» What the task asks:
Only lines containing the string "UserInoDaoImpl" belong in the answer; copy all of them from the entries.

Segment Start: Provided records

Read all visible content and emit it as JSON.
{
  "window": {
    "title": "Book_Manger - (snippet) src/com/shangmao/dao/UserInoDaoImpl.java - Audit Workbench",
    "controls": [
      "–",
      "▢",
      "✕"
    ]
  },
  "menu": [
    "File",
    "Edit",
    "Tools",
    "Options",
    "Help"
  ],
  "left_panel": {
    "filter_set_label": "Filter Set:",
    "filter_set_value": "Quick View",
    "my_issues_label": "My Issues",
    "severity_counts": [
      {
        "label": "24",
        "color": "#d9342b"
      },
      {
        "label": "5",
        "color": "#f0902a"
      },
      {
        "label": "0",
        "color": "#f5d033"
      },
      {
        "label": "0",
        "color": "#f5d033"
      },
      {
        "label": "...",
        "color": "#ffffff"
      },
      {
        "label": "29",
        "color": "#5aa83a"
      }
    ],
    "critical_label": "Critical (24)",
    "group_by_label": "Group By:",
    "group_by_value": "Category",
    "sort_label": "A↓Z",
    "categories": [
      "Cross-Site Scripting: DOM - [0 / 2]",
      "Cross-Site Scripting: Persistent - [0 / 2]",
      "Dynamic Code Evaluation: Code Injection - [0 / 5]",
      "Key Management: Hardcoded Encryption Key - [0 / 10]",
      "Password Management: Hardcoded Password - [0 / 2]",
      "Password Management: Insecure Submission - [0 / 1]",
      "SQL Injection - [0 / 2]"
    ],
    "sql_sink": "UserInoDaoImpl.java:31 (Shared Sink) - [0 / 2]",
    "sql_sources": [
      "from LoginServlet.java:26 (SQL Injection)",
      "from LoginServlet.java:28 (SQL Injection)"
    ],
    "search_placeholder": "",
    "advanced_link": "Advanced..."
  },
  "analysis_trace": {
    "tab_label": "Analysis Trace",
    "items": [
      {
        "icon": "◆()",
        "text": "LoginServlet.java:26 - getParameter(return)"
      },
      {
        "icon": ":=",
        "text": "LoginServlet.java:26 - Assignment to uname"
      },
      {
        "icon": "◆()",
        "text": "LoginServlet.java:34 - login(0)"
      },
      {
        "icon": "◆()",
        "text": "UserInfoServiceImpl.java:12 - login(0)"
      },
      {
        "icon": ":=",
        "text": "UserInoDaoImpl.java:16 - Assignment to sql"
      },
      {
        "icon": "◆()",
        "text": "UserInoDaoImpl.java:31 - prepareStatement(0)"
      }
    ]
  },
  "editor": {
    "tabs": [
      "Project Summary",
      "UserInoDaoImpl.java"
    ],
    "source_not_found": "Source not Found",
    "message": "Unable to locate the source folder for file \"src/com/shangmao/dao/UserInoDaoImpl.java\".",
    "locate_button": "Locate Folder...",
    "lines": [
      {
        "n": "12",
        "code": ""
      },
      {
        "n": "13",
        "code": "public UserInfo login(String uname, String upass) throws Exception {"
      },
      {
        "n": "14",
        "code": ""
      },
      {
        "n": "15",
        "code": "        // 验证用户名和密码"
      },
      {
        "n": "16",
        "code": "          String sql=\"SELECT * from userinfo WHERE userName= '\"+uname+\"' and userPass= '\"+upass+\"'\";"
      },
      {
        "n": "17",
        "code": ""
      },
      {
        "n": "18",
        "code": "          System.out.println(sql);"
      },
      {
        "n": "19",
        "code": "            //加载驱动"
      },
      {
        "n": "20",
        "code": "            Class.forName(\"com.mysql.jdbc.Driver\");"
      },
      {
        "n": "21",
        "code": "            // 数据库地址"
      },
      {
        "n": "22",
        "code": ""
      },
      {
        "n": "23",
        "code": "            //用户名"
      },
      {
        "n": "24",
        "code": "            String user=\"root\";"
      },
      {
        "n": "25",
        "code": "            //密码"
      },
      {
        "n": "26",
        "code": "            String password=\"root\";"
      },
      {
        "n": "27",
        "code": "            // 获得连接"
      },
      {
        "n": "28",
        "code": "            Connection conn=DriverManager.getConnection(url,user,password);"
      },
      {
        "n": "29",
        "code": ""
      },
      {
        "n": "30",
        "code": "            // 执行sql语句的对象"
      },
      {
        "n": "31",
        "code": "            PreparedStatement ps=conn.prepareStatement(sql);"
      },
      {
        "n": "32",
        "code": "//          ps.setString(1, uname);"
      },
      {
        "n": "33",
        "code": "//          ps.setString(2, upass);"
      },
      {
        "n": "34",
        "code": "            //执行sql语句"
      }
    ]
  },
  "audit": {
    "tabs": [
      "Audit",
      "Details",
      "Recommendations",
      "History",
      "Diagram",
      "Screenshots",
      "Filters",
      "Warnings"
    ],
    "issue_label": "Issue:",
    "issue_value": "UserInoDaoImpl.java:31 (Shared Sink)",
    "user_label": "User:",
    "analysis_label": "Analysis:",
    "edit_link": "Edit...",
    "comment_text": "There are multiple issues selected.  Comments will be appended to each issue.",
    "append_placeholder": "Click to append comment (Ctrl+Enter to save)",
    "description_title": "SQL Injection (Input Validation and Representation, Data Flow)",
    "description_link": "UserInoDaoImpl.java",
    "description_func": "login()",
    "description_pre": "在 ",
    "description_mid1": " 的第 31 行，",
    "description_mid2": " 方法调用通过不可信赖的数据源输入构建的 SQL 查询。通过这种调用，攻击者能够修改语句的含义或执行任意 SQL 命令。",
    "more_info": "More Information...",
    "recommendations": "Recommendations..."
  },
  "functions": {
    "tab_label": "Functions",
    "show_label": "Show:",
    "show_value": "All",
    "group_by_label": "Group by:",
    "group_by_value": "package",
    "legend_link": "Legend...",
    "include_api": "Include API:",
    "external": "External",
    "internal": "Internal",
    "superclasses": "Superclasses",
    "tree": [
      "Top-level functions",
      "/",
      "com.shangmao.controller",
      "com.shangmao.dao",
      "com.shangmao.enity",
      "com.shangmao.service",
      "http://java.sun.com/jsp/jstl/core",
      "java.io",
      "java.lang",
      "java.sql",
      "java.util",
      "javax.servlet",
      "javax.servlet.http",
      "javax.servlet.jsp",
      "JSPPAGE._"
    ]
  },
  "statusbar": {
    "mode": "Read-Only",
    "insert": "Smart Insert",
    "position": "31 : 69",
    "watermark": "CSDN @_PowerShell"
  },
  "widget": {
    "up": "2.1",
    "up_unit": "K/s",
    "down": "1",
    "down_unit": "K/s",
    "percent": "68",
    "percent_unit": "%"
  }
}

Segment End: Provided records

» Response area:
    "title": "Book_Manger - (snippet) src/com/shangmao/dao/UserInoDaoImpl.java - Audit Workbench",
    "sql_sink": "UserInoDaoImpl.java:31 (Shared Sink) - [0 / 2]",
        "text": "UserInoDaoImpl.java:16 - Assignment to sql"
        "text": "UserInoDaoImpl.java:31 - prepareStatement(0)"
      "UserInoDaoImpl.java"
    "message": "Unable to locate the source folder for file \"src/com/shangmao/dao/UserInoDaoImpl.java\".",
    "issue_value": "UserInoDaoImpl.java:31 (Shared Sink)",
    "description_link": "UserInoDaoImpl.java",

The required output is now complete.